Lower House begins deliberating bill to raise prime minister's salary

Japan's Diet has begun deliberating a bill to raise the salaries of senior government officials including the prime minister. But the move is facing severe backlash from the opposition camp.

The Lower House Cabinet Committee began deliberations on Wednesday.

Under the bill, the salary of Prime Minister Kishida Fumio will increase by 460,000 yen, or about 3,000 dollars, a year. The salaries of Cabinet ministers will also rise by about 2,100 dollars.

The increases are in accordance with those of ordinary civil servants.

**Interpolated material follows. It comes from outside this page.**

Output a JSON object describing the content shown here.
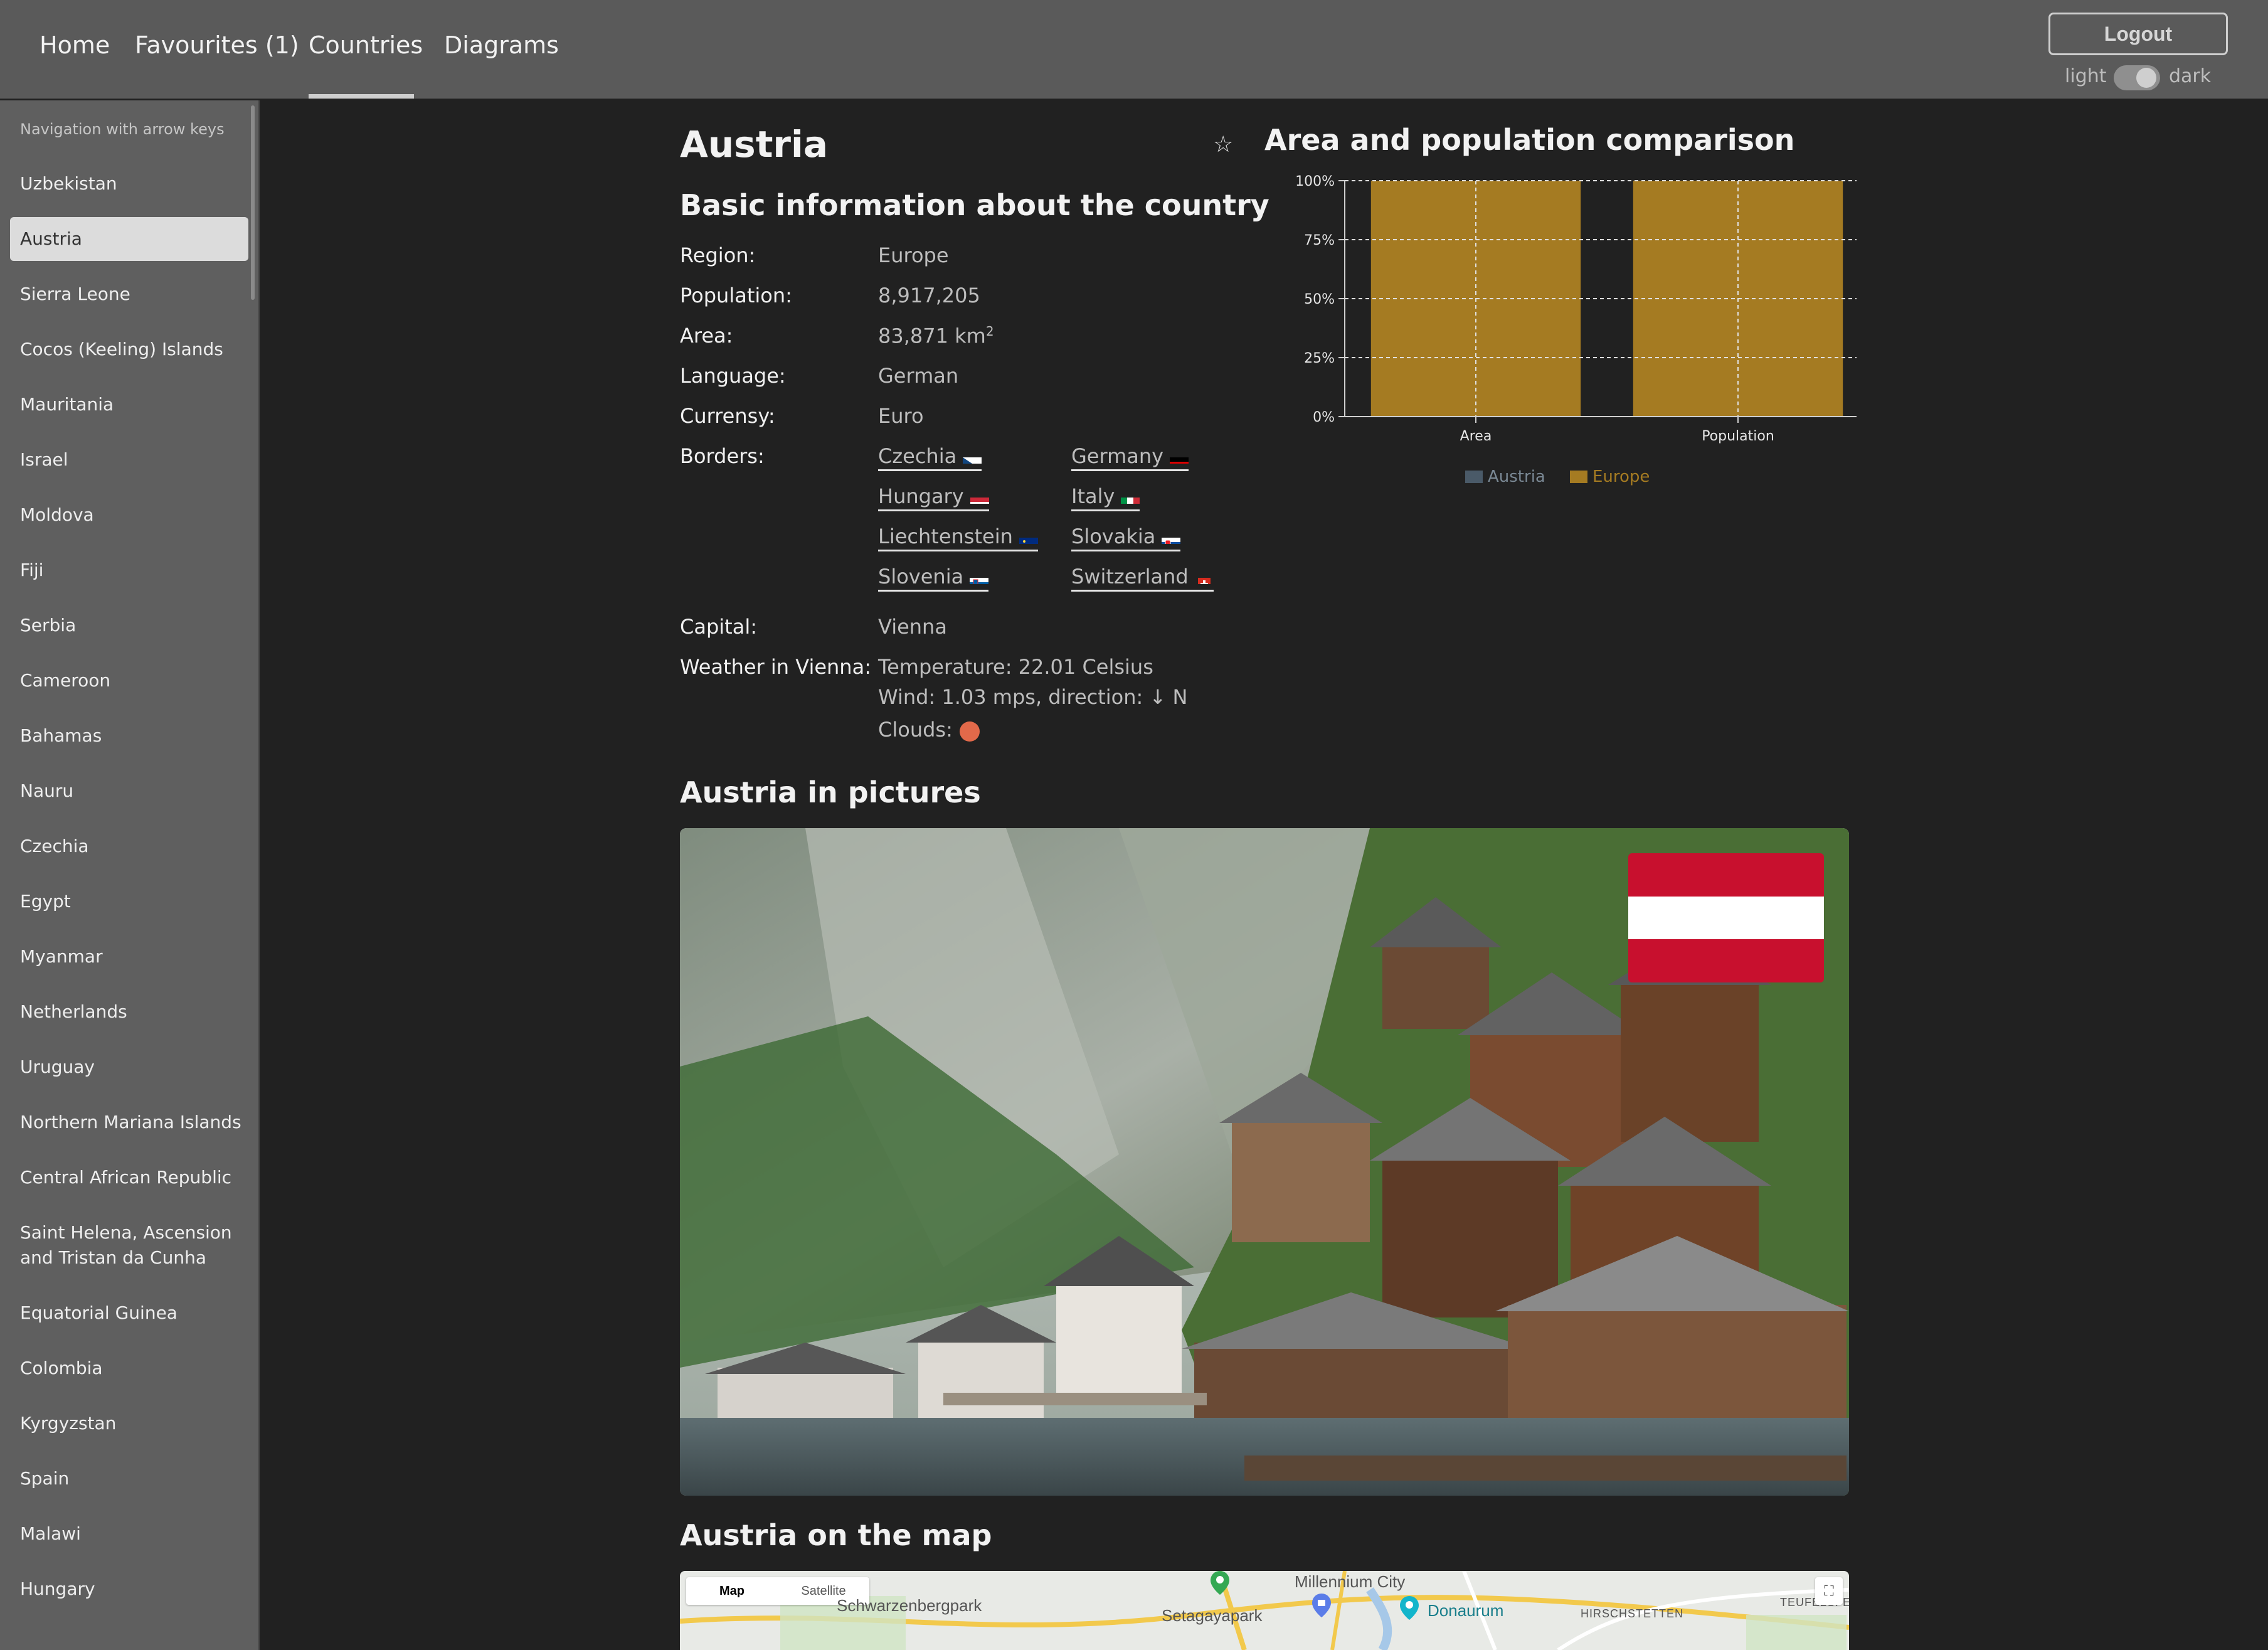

Digital Transformation Minister Kono Taro, who is in charge of the national public service system, explained the purpose of the bill and called for careful discussions and support.

The committee is expected to vote on the bill on Friday.

But opposition lawmakers have voiced strong resistance. The largest opposition Constitutional Democratic Party plans to submit an amended bill. Party members say it is not appropriate to raise the salaries of the prime minister and Cabinet members when the public is struggling with rising prices.

The CDP's Diet affairs chief, Azumi Jun, told reporters that his party supports increasing the salaries of ordinary civil servants but not Cabinet members.

Concerns have also been raised from the ruling camp. Some members of the governing coalition partner Komeito are also voicing a need to revise the bill.